"So, we will not be blamed if they go to forbidden areas," the chief minister affirmed here, Sunday.
The entry of foreign journalists into Papua is no longer closed, but there are preconditions if they want to cover news. Their reports must not contain defamatory content and information that is not based on facts and discredits Indonesia, the minister noted.
Foreign media can report what they see, and they should not seek untrue data provided by armed groups, he added.
"So, let the journalists have a firsthand glimpse of the situation in Papua. There is no news alike what is reported by the overseas media," Minister Tedjo stated.
The government is now implementing the welfare approach and no longer uses the repressive security approach.
"We can see that is happening here because the news published by foreign media describes that the situation is full of violations.
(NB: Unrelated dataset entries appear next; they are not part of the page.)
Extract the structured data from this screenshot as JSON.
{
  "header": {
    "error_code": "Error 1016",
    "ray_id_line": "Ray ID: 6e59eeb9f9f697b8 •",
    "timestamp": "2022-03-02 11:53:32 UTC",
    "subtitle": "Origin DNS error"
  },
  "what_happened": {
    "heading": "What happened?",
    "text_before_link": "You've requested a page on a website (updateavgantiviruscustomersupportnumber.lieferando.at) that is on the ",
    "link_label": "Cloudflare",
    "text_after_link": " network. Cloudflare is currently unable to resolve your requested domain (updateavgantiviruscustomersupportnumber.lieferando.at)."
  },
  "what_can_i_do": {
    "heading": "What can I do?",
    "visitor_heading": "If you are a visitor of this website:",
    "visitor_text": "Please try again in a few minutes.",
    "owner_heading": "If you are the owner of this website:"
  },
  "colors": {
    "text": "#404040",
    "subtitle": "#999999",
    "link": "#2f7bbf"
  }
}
I think it is not true," the minister noted.
President Joko Widodo, here on Sunday, stated that the foreign media are now free to enter Papua, similar to how they can enter other provinces in Indonesia.
"Beginning today, Sunday, I allow the foreign journalists if they want to go to Papua just like the other regions," President Jokowi stated in response to a question posed by Antara after attending a grand harvest in Wapeko, Kurik Sub-district, Merauke District, Papua Province.
Starting now, the nation should think positively and promote mutual trust, which is disappearing lately.
"Do not ask that question, that is enough," Jokowi responded when questioned about a fact that foreign journalists usually prefer to cover the activities of illegal armed groups.(*)